If there is one book everyone should read ASAP, it is Mohsin Hamid’s Exit West (out March 7, add to cart now). Short, unsentimental, deeply intimate, and so very powerful, it opens in an unknown country that tips into a civil war, destroying the city where a man and woman have begun to fall in love. Here’s the twist: Doors are discovered inside random homes and buildings that have the potential to transport refugees (and others) to cities and countries around the globe. What unfolds is a thought-provoking tale, of the way place and circumstance can change a relationship, that also has the ability to change the way we think about our migratory world.
Admittedly, we’d read (and likely love) anything by Will Schwalbe, whose last book was the bestselling memoir, The End of Your Life Book Club, about his relationship with his mother. Now, he’s written a pleasantly meandering cross between memoir and narrative that is also another kind of love letter to books—with each chapter focusing on a book that helped him better understand a pivotal moment in time/life.
Carefully and coldly told with a gorgeous economy of words, this tells the story of a woman who follows her estranged husband to Greece—at the behest of his mother. This is a quick, though not particularly easy read that stays with you after the last page is turned.
This debut novel—from a rising writer, who is also an editor of some of Random House’s best fiction—chronicles a couple’s flawed journey to carve their separate paths in NYC post college. The Futures is so acutely drawn—we were transported back to our younger selves and that universal feeling of trying to make sense of an uncertain future ahead.
Recently released Idaho, set in a beautiful, haunting landscape in the north of the state is inarguably exquisitely written—but it’s not going to be for everyone. The premise at its heart—the most horrific family tragedy—makes for a gut-wrenching read. If you can stomach it, though, you’ll be blown away by the dignity and truth that Ruskovich unearths in the least expected of places.
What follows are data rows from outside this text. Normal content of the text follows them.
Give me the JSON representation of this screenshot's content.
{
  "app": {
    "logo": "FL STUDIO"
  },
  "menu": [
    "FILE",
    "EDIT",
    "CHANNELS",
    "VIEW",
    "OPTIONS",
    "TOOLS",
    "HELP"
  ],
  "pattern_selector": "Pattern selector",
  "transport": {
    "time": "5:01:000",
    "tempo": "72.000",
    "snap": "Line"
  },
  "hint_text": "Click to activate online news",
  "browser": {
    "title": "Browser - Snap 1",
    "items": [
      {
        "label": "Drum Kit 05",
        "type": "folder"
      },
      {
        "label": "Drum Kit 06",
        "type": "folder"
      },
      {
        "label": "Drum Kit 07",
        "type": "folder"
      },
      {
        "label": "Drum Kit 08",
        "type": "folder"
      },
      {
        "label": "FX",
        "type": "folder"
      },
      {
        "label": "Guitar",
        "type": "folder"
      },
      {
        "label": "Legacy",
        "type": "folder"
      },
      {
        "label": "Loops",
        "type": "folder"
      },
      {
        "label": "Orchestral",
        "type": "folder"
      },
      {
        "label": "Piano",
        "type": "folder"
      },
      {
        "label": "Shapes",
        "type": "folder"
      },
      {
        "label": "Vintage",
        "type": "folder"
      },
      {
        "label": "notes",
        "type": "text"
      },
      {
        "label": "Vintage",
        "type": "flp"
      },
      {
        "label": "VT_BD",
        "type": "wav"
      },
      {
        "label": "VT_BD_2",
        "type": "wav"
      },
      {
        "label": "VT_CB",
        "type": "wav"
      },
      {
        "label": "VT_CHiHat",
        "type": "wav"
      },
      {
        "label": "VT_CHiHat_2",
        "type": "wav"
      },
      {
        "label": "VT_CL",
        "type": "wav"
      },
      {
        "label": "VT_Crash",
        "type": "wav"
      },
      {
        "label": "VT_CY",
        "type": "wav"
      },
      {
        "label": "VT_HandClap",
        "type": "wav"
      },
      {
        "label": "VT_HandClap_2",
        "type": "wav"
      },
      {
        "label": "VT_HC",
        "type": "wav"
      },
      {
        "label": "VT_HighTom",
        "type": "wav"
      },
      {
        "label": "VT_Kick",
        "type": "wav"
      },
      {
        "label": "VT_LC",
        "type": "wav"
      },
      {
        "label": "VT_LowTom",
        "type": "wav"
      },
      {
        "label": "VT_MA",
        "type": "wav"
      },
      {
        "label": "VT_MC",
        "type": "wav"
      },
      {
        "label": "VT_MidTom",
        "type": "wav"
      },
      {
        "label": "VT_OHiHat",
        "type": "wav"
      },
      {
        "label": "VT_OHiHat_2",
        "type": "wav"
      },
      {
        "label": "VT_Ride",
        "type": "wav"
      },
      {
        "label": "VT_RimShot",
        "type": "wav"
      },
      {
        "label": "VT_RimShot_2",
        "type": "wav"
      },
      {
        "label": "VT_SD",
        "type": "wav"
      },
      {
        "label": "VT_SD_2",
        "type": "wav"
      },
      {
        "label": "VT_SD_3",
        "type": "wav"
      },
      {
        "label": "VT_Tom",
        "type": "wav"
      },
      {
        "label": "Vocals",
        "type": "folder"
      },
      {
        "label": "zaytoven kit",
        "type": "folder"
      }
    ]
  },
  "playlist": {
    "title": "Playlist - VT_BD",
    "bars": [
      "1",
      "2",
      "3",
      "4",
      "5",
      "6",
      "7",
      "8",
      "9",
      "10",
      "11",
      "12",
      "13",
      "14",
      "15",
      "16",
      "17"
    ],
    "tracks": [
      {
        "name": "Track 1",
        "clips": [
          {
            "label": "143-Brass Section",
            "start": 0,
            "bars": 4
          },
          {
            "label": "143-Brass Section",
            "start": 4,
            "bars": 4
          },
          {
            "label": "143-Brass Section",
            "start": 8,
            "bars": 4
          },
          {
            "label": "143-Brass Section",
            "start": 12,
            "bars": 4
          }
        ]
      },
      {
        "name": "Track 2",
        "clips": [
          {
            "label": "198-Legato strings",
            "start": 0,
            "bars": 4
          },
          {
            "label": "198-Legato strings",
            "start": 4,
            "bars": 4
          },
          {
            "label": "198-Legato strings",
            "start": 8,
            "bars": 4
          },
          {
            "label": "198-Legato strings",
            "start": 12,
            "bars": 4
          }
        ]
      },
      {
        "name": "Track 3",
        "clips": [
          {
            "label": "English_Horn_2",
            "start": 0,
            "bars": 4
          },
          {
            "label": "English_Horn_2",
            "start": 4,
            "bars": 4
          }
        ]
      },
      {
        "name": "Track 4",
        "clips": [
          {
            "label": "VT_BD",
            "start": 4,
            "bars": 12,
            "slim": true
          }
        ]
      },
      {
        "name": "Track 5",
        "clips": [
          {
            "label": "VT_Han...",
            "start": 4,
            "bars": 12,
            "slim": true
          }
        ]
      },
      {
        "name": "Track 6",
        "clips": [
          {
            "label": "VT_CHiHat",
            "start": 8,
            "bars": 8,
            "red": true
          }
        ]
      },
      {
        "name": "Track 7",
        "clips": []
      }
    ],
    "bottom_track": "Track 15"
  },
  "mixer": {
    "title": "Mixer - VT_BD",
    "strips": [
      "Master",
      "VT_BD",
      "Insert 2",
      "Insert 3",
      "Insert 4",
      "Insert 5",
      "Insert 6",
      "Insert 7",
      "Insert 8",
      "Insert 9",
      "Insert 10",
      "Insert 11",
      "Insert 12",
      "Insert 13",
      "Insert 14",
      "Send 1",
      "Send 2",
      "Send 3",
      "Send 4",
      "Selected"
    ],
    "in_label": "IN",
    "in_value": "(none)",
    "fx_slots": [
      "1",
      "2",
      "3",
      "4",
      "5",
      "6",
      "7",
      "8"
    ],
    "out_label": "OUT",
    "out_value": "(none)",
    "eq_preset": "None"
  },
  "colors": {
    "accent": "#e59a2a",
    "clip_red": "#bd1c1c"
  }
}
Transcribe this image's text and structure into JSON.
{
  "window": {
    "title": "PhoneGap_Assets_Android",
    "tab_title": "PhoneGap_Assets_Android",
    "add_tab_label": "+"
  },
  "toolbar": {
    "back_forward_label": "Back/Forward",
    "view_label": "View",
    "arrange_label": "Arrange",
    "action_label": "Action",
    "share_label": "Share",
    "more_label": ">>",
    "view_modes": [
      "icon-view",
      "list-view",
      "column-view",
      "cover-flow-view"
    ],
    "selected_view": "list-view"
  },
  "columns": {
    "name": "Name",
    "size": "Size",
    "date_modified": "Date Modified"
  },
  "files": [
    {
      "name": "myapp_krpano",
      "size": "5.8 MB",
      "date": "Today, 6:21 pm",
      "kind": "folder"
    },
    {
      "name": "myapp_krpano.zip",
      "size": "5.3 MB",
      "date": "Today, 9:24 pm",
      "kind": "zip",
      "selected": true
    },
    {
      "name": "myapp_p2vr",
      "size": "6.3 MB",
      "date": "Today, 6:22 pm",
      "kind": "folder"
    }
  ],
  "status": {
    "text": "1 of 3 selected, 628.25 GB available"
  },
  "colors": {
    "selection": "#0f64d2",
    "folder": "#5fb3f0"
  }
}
Playwright and filmmaker, Kathleen Collins, who passed away in 1988, has begun to receive the acclaim and celebration she so deserves. Pulled from her unpublished work—Collins was also a writer—the sixteen stories in Whatever Happened to Interracial Love serve to share a poignant perspective on the social and political issues that the world still grapples with today.
One of the most exciting books of the last few months, The Mothers takes on a difficult subject (abortion) in a way that perfectly illuminates its incipient agonies.